Dr Twyford details how the rise of professional accountancy in Germany went hand in hand with the rise of the Nazi State. Thus, accountants were forced to adopt the government’s anti-Semitic views and practices. With the help of accountants, Jewish people were excluded from the German economy, in a process known as Aryanisation.
The government could seize their property and business; banks took control of their incomes, investment and assets; they were moved into the highest tax bracket, regardless of their income; and their passports were confiscated, to ensure they could not escape Germany without paying the Reich Flight Tax. All in all, accountants enabled the Nazis to confiscate billions of dollars worth of assets and income.
Weaving the tales of Holocaust survivors with the economic theory, Dr Twyford’s thesis is an engrossing, yet bleak read of the cruelties that humans inflict upon each other. At times, she said, she would break down after a day of reading the archival material.
However, her five-year journey to her PhD – which comes on the back of a Bachelor of Laws and a Bachelor of Accounting (Honours), also from UOW – was not all darkness. The arrival of three children during her studies brought immense light and joy to Dr Twyford’s life, and taught her the delicate juggle that comes with balancing family and university.
Just 36 hours after completing her thesis for her Bachelor of Accounting (Honours), Dr Twyford welcomed her son, Archibald. Just over a year later, she fell pregnant with twin girls, who arrived two months early and spent the early part of their life in hospital.
It was a tough time for the family. Dr Twyford and her husband had three children under two and a half, an exhausting struggle for any parent.
“We are very lucky to have a lot of family support,” Dr Twyford said. “And my husband is incredible. He is really involved, and would chat to me about my PhD. He asked such interesting questions and always wanted to know more about my work.”
Dr Twyford entered the world of academia from a career in finance, with the aim of striking a greater work/life balance. Although originally not drawn to the research side of the role, her PhD has made her fall in love with the process. Now a Lecturer in the School of Accounting, Economics and Finance, Dr Twyford relishes working with students but is also intent on further developing her thesis theory.
“I want to examine how it can be applied in contemporary society, because there are instances of financial and political loss,” she said. “We look back on the Holocaust and we still can’t quite believe it happened, but there are warning sides there for contemporary society, too.

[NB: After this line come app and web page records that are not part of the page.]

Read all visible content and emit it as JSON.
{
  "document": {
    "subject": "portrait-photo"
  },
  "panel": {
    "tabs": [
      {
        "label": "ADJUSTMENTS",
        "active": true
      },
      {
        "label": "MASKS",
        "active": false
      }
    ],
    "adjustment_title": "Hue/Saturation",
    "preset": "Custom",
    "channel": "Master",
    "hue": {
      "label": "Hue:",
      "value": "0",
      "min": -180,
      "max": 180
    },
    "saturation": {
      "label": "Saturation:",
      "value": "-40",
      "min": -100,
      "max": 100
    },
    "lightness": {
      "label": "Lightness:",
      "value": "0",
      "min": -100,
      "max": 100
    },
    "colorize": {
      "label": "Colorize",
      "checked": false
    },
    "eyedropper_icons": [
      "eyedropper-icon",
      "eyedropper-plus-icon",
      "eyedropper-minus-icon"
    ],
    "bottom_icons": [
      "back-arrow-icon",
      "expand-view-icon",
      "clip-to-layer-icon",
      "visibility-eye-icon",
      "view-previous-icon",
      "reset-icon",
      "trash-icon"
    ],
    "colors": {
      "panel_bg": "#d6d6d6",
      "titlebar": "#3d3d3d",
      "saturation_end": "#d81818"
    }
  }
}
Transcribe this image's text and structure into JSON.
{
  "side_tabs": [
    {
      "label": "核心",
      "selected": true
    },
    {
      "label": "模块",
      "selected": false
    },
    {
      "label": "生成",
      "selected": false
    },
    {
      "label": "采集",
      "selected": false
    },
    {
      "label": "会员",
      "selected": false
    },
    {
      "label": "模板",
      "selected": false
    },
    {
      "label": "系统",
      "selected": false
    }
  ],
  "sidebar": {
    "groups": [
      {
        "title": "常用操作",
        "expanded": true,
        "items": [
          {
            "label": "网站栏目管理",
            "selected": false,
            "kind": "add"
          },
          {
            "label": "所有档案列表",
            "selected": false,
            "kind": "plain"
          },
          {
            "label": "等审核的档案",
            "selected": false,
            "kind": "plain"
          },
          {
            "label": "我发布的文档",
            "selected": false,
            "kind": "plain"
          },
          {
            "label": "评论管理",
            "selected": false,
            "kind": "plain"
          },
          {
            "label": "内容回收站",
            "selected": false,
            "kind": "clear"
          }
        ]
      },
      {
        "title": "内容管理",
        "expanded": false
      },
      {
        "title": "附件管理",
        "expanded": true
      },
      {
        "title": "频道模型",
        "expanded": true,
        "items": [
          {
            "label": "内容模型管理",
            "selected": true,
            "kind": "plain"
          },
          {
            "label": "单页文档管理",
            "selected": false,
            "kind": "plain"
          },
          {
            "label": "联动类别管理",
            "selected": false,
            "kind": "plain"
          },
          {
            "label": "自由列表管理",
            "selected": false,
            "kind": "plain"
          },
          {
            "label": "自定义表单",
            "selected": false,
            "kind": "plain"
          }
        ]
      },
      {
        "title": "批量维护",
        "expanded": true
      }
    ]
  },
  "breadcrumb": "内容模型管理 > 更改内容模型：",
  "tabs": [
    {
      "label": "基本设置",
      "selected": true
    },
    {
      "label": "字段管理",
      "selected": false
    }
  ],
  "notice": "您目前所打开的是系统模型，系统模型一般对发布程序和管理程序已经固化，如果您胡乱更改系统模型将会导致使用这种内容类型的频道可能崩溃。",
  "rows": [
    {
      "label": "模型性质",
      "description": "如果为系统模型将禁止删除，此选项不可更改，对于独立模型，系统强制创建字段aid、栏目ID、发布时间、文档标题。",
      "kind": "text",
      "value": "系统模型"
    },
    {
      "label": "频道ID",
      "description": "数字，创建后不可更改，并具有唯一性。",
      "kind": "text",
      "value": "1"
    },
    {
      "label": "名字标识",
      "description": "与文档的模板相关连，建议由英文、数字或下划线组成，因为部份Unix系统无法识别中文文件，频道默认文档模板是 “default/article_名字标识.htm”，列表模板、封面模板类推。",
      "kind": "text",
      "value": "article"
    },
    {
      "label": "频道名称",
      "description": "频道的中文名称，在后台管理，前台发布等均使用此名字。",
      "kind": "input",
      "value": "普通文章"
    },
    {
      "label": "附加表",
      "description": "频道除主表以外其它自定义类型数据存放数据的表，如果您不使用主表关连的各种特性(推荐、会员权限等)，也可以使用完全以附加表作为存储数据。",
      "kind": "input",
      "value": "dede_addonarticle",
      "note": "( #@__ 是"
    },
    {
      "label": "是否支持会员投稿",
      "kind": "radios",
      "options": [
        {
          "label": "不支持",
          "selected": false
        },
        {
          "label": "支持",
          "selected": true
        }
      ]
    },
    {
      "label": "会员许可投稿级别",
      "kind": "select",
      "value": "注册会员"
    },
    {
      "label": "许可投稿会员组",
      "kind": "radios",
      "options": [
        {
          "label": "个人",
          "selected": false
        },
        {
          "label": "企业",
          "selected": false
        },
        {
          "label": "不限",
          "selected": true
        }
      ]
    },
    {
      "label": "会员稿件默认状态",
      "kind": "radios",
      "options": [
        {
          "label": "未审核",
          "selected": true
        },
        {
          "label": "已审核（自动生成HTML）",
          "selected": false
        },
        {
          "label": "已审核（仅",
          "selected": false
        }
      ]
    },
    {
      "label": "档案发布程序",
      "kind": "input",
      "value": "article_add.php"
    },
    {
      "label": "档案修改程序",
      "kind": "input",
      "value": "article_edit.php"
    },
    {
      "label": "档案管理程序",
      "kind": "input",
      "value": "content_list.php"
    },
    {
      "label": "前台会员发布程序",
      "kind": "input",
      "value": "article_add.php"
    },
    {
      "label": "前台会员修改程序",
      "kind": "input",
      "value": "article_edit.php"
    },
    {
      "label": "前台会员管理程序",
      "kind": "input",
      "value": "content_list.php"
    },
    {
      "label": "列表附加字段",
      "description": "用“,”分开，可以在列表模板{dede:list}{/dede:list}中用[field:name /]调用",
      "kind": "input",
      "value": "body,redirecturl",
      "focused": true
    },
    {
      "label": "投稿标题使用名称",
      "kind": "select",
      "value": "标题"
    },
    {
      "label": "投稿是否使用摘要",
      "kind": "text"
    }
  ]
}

If we can engage with the financial side, we can understand how people become dehumanised and how the process to end their actual life occurs.
“Accounting enables us to disguise and reveal information. Accountants were complicit in the Holocaust. They were the ones who were figuring out how much to tax the Jewish people, how to take in their wealth. Otherwise, how would the state have known what to take?
“Accounting formed part of the techniques required to translate Nazi ideology into destruction. They followed the directions of the Nazi state and this decision would ultimately lead to the implication of the accounting profession in some of the worst acts perpetrated against humanity.”